A lot of people are curious about whether or not they should be sleeping on their stomach. Most will say that it is the only way that they can sleep and others have been doing it since they were kids and it just feels “normal”.
It’s important for stomach-sleepers to know that this position applies mechanical stress to the entire spine. Muscles and ligaments are stretched more on one side than the other, which physically pulls the vertebrae of the spine out of proper alignment. Among other things, this can cause chronic low back pain, neck pain and headaches, and accumulate into irreversible arthritic changes over time.
So I’d like to describe some ways for you to train yourself how to quit sleeping on your stomach. It’ll take time – don’t expect overnight success. But patients have informed me they’ve made the change in as little as two weeks. For others, it can take up to six months.
Here are four ways to stop sleeping on your stomach…
Suggestion #1: Use a Therapeutic or cervical pillow. This is the easiest way, in my opinion, because it’s the “training wheels” of pillows. It’s uniquely designed to help you maintain back/side sleeping. The intelligent shape of it makes stomach-sleeping nearly impossible. There’s no question that it will wake you up if your body moves into the wrong position during the night.
Suggestion #2: “Will” yourself to stay on your back or side all night. This method is appealing because it doesn’t cost anything. It can be effective if you share your bed with someone who is a light sleeper. Ask them to nudge/poke if they notice you’ve unconsciously shifted onto your stomach during the night. Using a knee wedge or regular pillow under your knees will help as well o allow your pelvis and lower back to be in a better posiition.
Suggestion #3: Use a Full Body Pillow. Considered a “side sleep stabilizer” this long cylindrical body pillow is designed to help stomach sleepers transition to side-sleeping. If you need the feeling of warmth, pressure, or support to fall asleep, this helps, as well as if you roll over at night the pillow will stay with you.
Suggestion #4: In addition to implementing these methods, I recommend receiving an evaluation from a reputable chiropractor who will take x-rays of your neck and review the overall health of your spine. Improving spinal alignment can make the transition process from stomach-to-side/back more comfortable for you.
Dr. Brandon Siegmund was born and raised outside of Fort Worth.
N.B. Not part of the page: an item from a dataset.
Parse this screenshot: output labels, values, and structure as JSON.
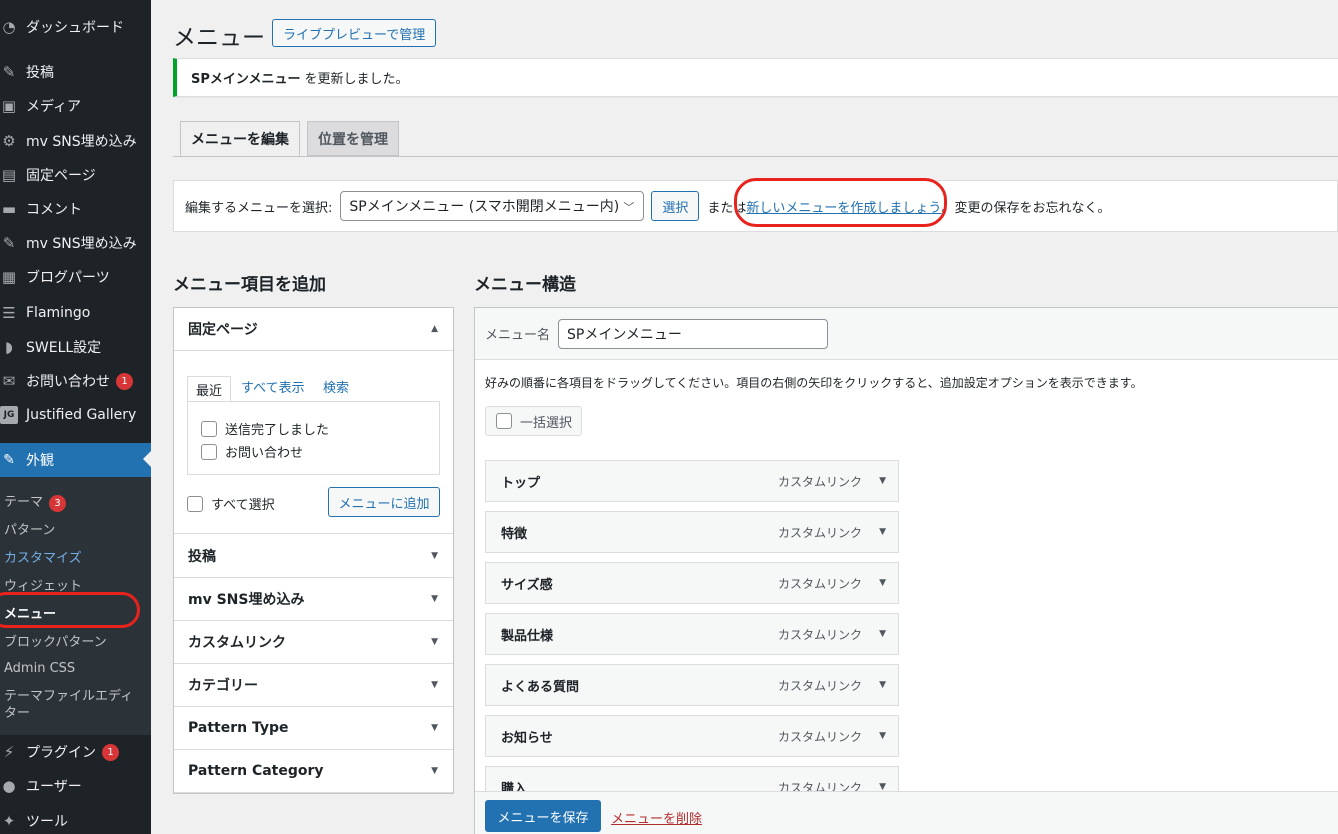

After he obtained his Bachelor’s degree in Biology from the University of Texas at Austin in 2006, Dr. Siegmund performed clinical research at MD Anderson Cancer Center. Click Here To Read Full Bio